Let the sponge stand at room temperature (or somewhere warm if it's cold outside) for 14-24 hours covered with a damp cloth. Spray the cloth with water if it dries out.
You shouldn't worry about catching the sponge at its peak, in fact it's supposed to overprove. When you use the sponge it should have risen significantly, collapsed just a bit and have a nice sour smell. The rising time is depending on room temperature and how sour you want the bread. It's very flexible really.
Day 2, dough:
180 g water
10 g muscovado sugar
18 g salt
1505 g sponge (everything from yesterday)
50 g spelt (or rye) flour
320 g rye flour
Dissolve sugar and salt in water, add to sponge. Add flour and mix, spoon first then hand. The dough should be too thin to knead but too thick to pour. Use the spoon to get the dough into one or more tins. Unless you have the fantastic Eva Professional rye bread tin with non-stick inner coating you should lubricate the tin with butter or cover with baking parchment. The tin should be about 2/3 full, leaving room for the dough to rise. Use a wet dough scraper or spatula to flatten the dough in the tin.
Cover with a damp cloth and let it proof untill the dough has reached the top of the tin - could be anything from 2½-5 hours depending on temperature.
Turn on the oven at 185C (365F) and gently remove the cloth from the tin. Spray with more water if it sticks. When the oven is hot, spray bread with water and prick small holes with a fork. Put the tin in the oven on a baking sheet so the bread is in the middle of the oven.
After 10 minuttes lower the temperature to 175C (347F) for 1 hour and 15 minuttes. Cover the tin with tin foil (to prevent the crust from getting too hard and thick) and bake for another 45 min.
Turn off the oven and gently remove the bread from the tin. The sides of the bread will still be somewhat soft at this point. The Eva tin is just turned upsidedown and the bread slips out all by itself. Now put the bread in the oven for another hour using the afterheat (is that a word?), placing it on the baking sheet.
After 1 hour remove bread from oven and brush with neutral tasting oil (I use peanut oil) on all sides. Let it cool on a rack. When almost cold wrap in tea towel, when completely cold put bread in plastic bag still wrapped in the towel. The next morning remove the towel and store in bag only.

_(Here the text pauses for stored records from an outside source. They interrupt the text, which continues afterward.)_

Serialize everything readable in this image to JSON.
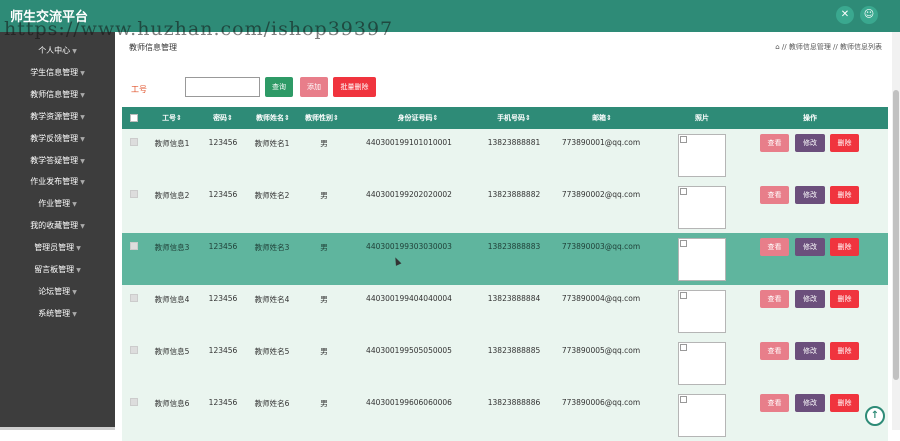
{
  "header": {
    "app_title": "师生交流平台",
    "watermark": "https://www.huzhan.com/ishop39397",
    "icons": [
      "shuffle-icon",
      "user-icon"
    ]
  },
  "sidebar": {
    "items": [
      {
        "label": "个人中心",
        "arrow": "▼"
      },
      {
        "label": "学生信息管理",
        "arrow": "▼"
      },
      {
        "label": "教师信息管理",
        "arrow": "▼"
      },
      {
        "label": "教学资源管理",
        "arrow": "▼"
      },
      {
        "label": "教学反馈管理",
        "arrow": "▼"
      },
      {
        "label": "教学答疑管理",
        "arrow": "▼"
      },
      {
        "label": "作业发布管理",
        "arrow": "▼"
      },
      {
        "label": "作业管理",
        "arrow": "▼"
      },
      {
        "label": "我的收藏管理",
        "arrow": "▼"
      },
      {
        "label": "管理员管理",
        "arrow": "▼"
      },
      {
        "label": "留言板管理",
        "arrow": "▼"
      },
      {
        "label": "论坛管理",
        "arrow": "▼"
      },
      {
        "label": "系统管理",
        "arrow": "▼"
      }
    ]
  },
  "main": {
    "page_title": "教师信息管理",
    "breadcrumb": "⌂ // 教师信息管理 // 教师信息列表",
    "search": {
      "label": "工号",
      "value": "",
      "search_label": "查询",
      "add_label": "添加",
      "batch_delete_label": "批量删除"
    },
    "table": {
      "headers": [
        "工号⇕",
        "密码⇕",
        "教师姓名⇕",
        "教师性别⇕",
        "身份证号码⇕",
        "手机号码⇕",
        "邮箱⇕",
        "照片",
        "操作"
      ],
      "actions": {
        "view": "查看",
        "edit": "修改",
        "delete": "删除"
      },
      "rows": [
        {
          "id": "教师信息1",
          "password": "123456",
          "name": "教师姓名1",
          "gender": "男",
          "idcard": "440300199101010001",
          "phone": "13823888881",
          "email": "773890001@qq.com"
        },
        {
          "id": "教师信息2",
          "password": "123456",
          "name": "教师姓名2",
          "gender": "男",
          "idcard": "440300199202020002",
          "phone": "13823888882",
          "email": "773890002@qq.com"
        },
        {
          "id": "教师信息3",
          "password": "123456",
          "name": "教师姓名3",
          "gender": "男",
          "idcard": "440300199303030003",
          "phone": "13823888883",
          "email": "773890003@qq.com"
        },
        {
          "id": "教师信息4",
          "password": "123456",
          "name": "教师姓名4",
          "gender": "男",
          "idcard": "440300199404040004",
          "phone": "13823888884",
          "email": "773890004@qq.com"
        },
        {
          "id": "教师信息5",
          "password": "123456",
          "name": "教师姓名5",
          "gender": "男",
          "idcard": "440300199505050005",
          "phone": "13823888885",
          "email": "773890005@qq.com"
        },
        {
          "id": "教师信息6",
          "password": "123456",
          "name": "教师姓名6",
          "gender": "男",
          "idcard": "440300199606060006",
          "phone": "13823888886",
          "email": "773890006@qq.com"
        }
      ]
    }
  },
  "colors": {
    "primary": "#2e8b77",
    "row_selected": "#5fb59e",
    "row_bg": "#eaf5ef",
    "view_button": "#e87e8a",
    "edit_button": "#6b4f7c",
    "delete_button": "#f0343e",
    "search_button": "#2e9a66"
  }
}
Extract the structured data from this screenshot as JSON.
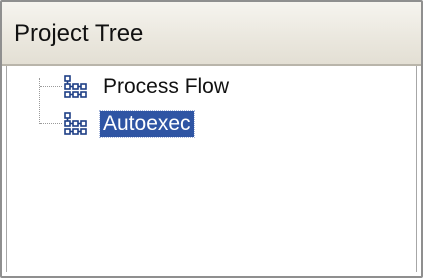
{
  "panel": {
    "title": "Project Tree"
  },
  "tree": {
    "items": [
      {
        "label": "Process Flow",
        "icon": "process-flow-icon",
        "selected": false
      },
      {
        "label": "Autoexec",
        "icon": "process-flow-icon",
        "selected": true
      }
    ]
  },
  "colors": {
    "header_background": "#ebe8df",
    "selection_background": "#2f55a4",
    "selection_text": "#ffffff",
    "icon_blue": "#1e3f86"
  }
}
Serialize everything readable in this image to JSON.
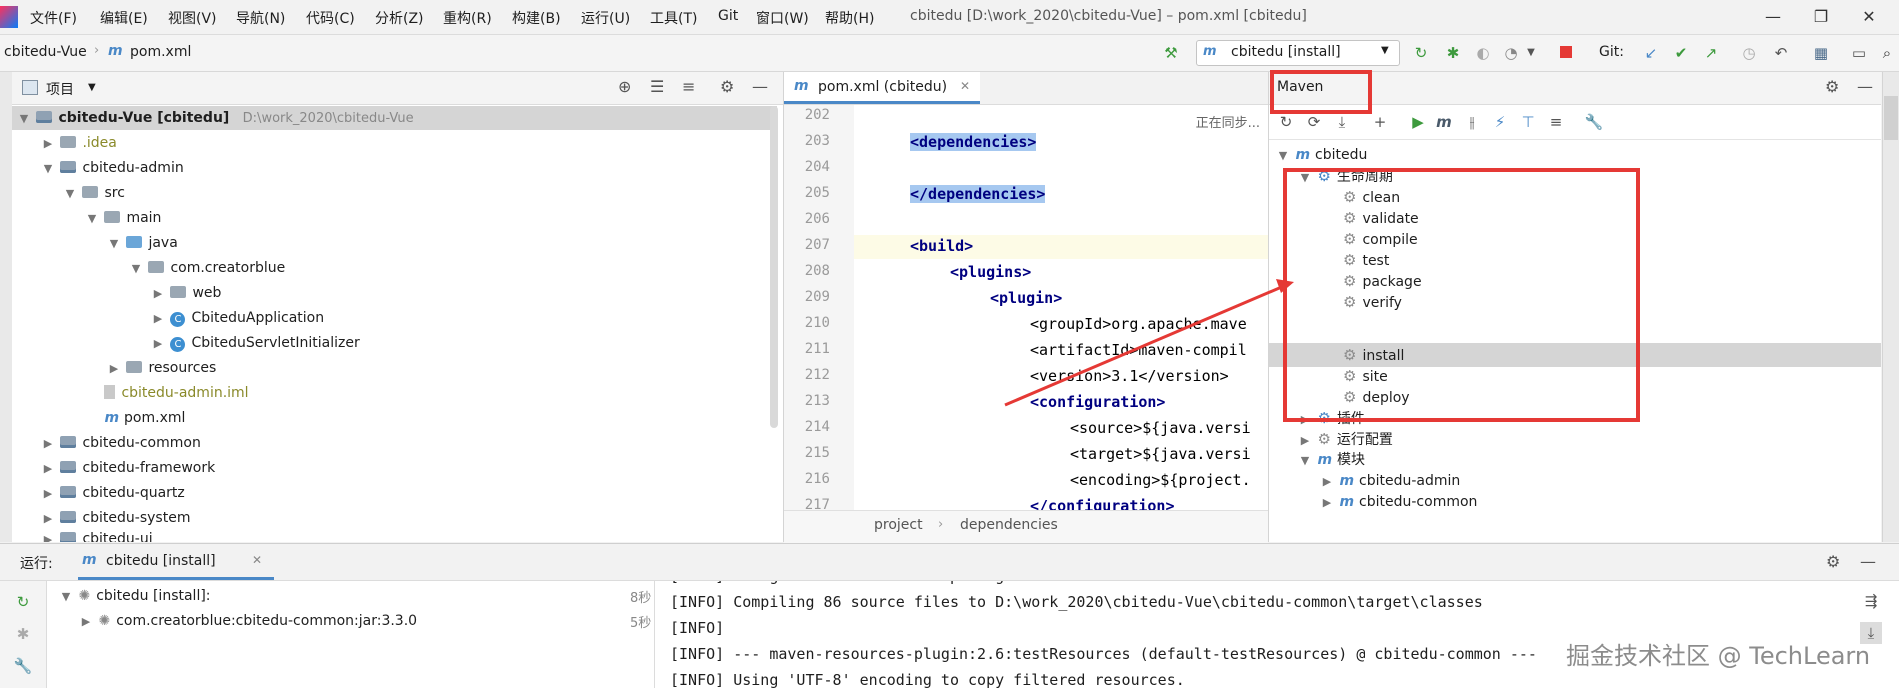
{
  "menu": {
    "items": [
      "文件(F)",
      "编辑(E)",
      "视图(V)",
      "导航(N)",
      "代码(C)",
      "分析(Z)",
      "重构(R)",
      "构建(B)",
      "运行(U)",
      "工具(T)",
      "Git",
      "窗口(W)",
      "帮助(H)"
    ],
    "window_title": "cbitedu [D:\\work_2020\\cbitedu-Vue] – pom.xml [cbitedu]"
  },
  "nav": {
    "breadcrumb_project": "cbitedu-Vue",
    "breadcrumb_file": "pom.xml",
    "run_config": "cbitedu [install]",
    "git_label": "Git:"
  },
  "project": {
    "title": "项目",
    "tree": [
      {
        "label": "cbitedu-Vue [cbitedu]",
        "path": "D:\\work_2020\\cbitedu-Vue"
      },
      {
        "label": ".idea"
      },
      {
        "label": "cbitedu-admin"
      },
      {
        "label": "src"
      },
      {
        "label": "main"
      },
      {
        "label": "java"
      },
      {
        "label": "com.creatorblue"
      },
      {
        "label": "web"
      },
      {
        "label": "CbiteduApplication"
      },
      {
        "label": "CbiteduServletInitializer"
      },
      {
        "label": "resources"
      },
      {
        "label": "cbitedu-admin.iml"
      },
      {
        "label": "pom.xml"
      },
      {
        "label": "cbitedu-common"
      },
      {
        "label": "cbitedu-framework"
      },
      {
        "label": "cbitedu-quartz"
      },
      {
        "label": "cbitedu-system"
      },
      {
        "label": "cbitedu-ui"
      }
    ]
  },
  "editor": {
    "tab": "pom.xml (cbitedu)",
    "status": "正在同步...",
    "lines": [
      {
        "n": "202",
        "text": ""
      },
      {
        "n": "203",
        "text": "<dependencies>"
      },
      {
        "n": "204",
        "text": ""
      },
      {
        "n": "205",
        "text": "</dependencies>"
      },
      {
        "n": "206",
        "text": ""
      },
      {
        "n": "207",
        "text": "<build>"
      },
      {
        "n": "208",
        "text": "<plugins>"
      },
      {
        "n": "209",
        "text": "<plugin>"
      },
      {
        "n": "210",
        "text": "<groupId>org.apache.mave"
      },
      {
        "n": "211",
        "text": "<artifactId>maven-compil"
      },
      {
        "n": "212",
        "text": "<version>3.1</version>"
      },
      {
        "n": "213",
        "text": "<configuration>"
      },
      {
        "n": "214",
        "text": "<source>${java.versi"
      },
      {
        "n": "215",
        "text": "<target>${java.versi"
      },
      {
        "n": "216",
        "text": "<encoding>${project."
      },
      {
        "n": "217",
        "text": "</configuration>"
      }
    ],
    "crumbs": [
      "project",
      "dependencies"
    ]
  },
  "maven": {
    "title": "Maven",
    "root": "cbitedu",
    "lifecycle_label": "生命周期",
    "lifecycle": [
      "clean",
      "validate",
      "compile",
      "test",
      "package",
      "verify",
      "install",
      "site",
      "deploy"
    ],
    "selected": "install",
    "plugins_label": "插件",
    "run_configs_label": "运行配置",
    "modules_label": "模块",
    "modules": [
      "cbitedu-admin",
      "cbitedu-common"
    ]
  },
  "run": {
    "label": "运行:",
    "tab": "cbitedu [install]",
    "tree": [
      {
        "label": "cbitedu [install]:",
        "time": "8秒"
      },
      {
        "label": "com.creatorblue:cbitedu-common:jar:3.3.0",
        "time": "5秒"
      }
    ],
    "console": [
      "[INFO] Changes detected - recompiling the module!",
      "[INFO] Compiling 86 source files to D:\\work_2020\\cbitedu-Vue\\cbitedu-common\\target\\classes",
      "[INFO]",
      "[INFO] --- maven-resources-plugin:2.6:testResources (default-testResources) @ cbitedu-common ---",
      "[INFO] Using 'UTF-8' encoding to copy filtered resources."
    ]
  },
  "watermark": "掘金技术社区 @ TechLearn",
  "colors": {
    "accent": "#4a88c7",
    "highlight": "#e53935",
    "selection": "#a6c8f0"
  }
}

You should wait at least 2 days from baking till cutting the loaf! In that time the crust will go more soft and the inside less sticky. The crust should be firm but not hard and crunchy and the inside should be slightly damp but not very sticky. Slice thinly (5mm or so, fresh loaves might need to be cut slightly thicker) with a GOOD bread knife. The bread will stick to the knife, so be sure to clean it right after slicing or you'll have a cement-covered bread knife. If slicing more bread at a time you might need to clean the knife once in a while.
This bread will stay good to eat for at least 10 days after baking. It will not get mouldy but with time it dries out and gets too dry to eat. This might be obvious to all of you (not to my mother!) but do not store in the fridge.
I'm still a bit unsure about bakers percentages... if someone could help me out with calculating them for the recipe I would be thankful.
This recipe is for a single loaf baked in a big 3,3 l tin. If baking in smaller tins, try lowering the baking time to 1-1½ hour with the heat on and 30-45 min on the afterheat. Trial and error ;)
The beer will add malt and a dark color to the bread. I prefer using beer with not too much alchohol (6% stout is my favorite). In Denmark very sweet dark malt beers called 'whitebeer' and 'maltbeer' (very low in alchohol, about 2%) is very cheap and easy to come by and makes a great bread. I just don't think you can get them outside Denmark. I guess you could replace the beer with water and malt if you can't find a proper stout or porter replacement.
Sometimes I replace the water on day one with an infusion of fennel and star anise. This gives a great but very subtle taste and smell to the bread. You can also add honey as well as different seeds and soaked grains.
I find that adding spelt gives a better texture (the crumb will not be as likely to crumble) and the bread will still keep good. You can use white flour instead if you're having problems with the texture, but it does stale just a bit faster in my experience. You could also just use 100% rye.
Note: I use wholemeal rye flour, not sifted.
Some people advocate intensive mixing of rye bread doughs. I prefer not to but I have yet to find out if it actually makes a difference.